* [Activity] Scan the entries below line by line and state how many lines contain the string "this", giving only the number.

Given information Start Marker

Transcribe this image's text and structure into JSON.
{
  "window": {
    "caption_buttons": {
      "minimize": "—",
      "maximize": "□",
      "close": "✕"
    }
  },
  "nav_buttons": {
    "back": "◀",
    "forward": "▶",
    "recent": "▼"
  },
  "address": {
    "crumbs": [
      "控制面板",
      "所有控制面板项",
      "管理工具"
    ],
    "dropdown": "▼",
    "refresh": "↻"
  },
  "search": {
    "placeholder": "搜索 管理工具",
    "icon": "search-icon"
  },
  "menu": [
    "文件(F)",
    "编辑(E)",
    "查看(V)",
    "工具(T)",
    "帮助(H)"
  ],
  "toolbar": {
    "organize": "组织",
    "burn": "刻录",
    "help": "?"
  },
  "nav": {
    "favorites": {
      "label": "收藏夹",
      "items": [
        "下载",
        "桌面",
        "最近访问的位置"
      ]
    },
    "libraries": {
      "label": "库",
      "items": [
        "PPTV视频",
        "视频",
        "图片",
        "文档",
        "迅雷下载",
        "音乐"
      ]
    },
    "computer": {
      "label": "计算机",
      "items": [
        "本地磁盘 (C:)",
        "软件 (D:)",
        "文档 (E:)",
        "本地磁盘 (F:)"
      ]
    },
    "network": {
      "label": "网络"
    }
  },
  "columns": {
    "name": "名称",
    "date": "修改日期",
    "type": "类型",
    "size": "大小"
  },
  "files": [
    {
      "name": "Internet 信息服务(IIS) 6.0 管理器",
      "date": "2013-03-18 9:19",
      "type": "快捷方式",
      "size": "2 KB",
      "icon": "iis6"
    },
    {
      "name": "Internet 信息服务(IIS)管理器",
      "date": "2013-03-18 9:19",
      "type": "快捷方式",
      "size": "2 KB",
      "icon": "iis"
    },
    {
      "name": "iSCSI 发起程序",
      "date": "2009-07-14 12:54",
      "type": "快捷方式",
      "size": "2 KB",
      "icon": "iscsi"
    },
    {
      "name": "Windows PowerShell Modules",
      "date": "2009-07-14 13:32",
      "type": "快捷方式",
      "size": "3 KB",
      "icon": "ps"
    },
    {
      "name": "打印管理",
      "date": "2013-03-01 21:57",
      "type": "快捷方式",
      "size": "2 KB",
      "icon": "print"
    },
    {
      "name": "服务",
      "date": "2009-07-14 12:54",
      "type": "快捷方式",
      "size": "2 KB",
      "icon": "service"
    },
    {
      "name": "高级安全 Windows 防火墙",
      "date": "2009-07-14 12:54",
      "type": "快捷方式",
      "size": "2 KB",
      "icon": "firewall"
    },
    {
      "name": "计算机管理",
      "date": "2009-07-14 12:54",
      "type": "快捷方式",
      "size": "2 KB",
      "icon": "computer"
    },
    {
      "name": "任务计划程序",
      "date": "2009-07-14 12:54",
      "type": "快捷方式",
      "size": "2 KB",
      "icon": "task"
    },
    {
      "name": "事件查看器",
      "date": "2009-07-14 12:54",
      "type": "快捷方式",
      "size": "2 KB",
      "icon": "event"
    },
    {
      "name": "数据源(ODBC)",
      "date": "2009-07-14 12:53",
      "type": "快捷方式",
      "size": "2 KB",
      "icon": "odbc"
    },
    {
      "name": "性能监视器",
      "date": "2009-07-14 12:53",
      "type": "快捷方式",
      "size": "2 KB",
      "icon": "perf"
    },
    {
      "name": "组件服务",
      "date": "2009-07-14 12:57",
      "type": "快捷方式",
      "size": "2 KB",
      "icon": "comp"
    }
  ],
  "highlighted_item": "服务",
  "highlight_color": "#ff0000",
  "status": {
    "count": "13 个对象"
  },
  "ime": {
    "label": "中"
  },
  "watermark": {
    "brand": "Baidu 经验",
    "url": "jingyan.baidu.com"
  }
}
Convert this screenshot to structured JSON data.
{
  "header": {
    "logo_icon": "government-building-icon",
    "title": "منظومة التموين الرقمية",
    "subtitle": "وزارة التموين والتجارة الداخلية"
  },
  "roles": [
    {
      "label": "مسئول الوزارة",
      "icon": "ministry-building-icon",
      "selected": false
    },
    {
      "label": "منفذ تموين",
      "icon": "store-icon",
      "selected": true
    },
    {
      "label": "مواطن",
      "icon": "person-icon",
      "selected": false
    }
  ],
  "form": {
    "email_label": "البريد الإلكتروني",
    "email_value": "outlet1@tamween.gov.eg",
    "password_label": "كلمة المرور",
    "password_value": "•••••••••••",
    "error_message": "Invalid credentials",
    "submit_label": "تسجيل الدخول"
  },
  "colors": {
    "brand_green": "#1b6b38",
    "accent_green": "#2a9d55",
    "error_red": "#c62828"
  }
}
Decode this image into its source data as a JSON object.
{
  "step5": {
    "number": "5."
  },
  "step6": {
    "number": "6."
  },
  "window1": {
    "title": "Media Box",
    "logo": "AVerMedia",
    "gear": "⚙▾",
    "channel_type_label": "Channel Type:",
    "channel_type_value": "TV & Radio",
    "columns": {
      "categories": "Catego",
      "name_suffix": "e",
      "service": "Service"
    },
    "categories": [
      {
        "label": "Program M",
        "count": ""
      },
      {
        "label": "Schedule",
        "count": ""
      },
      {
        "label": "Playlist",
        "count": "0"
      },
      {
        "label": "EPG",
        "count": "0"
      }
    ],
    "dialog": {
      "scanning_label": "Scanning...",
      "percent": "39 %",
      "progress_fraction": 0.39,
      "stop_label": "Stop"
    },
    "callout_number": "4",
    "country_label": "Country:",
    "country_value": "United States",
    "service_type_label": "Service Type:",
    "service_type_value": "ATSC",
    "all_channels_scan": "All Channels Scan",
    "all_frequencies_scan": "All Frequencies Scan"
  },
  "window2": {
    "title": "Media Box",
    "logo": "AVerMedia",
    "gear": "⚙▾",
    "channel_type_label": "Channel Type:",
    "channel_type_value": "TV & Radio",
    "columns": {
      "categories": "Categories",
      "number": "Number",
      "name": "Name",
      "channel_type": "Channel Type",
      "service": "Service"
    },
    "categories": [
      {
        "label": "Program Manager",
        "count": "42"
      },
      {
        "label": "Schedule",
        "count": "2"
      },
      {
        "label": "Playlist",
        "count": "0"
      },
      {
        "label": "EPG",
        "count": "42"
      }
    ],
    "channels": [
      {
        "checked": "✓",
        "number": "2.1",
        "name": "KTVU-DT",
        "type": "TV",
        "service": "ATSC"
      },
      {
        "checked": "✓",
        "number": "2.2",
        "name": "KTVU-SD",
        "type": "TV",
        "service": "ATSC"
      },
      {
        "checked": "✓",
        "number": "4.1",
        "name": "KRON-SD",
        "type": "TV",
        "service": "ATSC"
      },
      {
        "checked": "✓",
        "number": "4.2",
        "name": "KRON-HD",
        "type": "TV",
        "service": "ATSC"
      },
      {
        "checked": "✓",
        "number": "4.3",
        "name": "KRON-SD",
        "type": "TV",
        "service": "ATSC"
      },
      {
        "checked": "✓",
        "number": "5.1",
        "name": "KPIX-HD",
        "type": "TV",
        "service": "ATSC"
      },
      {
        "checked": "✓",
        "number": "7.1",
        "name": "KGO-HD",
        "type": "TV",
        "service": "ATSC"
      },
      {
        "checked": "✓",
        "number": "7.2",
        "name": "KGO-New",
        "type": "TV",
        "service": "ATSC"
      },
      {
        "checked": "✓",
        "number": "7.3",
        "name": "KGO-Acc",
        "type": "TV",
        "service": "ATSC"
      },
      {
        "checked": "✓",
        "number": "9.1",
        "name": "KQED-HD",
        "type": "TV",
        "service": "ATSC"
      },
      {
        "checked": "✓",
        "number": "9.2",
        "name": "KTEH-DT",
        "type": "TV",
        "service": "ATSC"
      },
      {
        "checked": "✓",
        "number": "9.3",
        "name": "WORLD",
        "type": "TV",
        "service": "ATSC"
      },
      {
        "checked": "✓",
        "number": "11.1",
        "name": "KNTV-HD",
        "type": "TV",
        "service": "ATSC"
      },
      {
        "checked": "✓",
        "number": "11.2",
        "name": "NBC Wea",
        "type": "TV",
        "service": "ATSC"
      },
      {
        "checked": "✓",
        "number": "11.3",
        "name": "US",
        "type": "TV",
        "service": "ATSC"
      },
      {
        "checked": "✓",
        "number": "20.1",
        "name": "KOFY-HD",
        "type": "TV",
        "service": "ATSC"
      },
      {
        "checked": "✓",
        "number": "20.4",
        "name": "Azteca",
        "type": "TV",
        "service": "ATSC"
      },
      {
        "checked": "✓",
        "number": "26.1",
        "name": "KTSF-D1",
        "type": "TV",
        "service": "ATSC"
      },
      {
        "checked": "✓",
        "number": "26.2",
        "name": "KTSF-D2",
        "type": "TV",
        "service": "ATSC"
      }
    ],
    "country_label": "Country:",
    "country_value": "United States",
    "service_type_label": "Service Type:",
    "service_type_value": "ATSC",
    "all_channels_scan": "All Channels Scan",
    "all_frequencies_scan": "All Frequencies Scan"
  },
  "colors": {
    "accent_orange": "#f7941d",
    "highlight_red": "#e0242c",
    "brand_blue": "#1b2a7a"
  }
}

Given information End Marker

* [Answer box] 3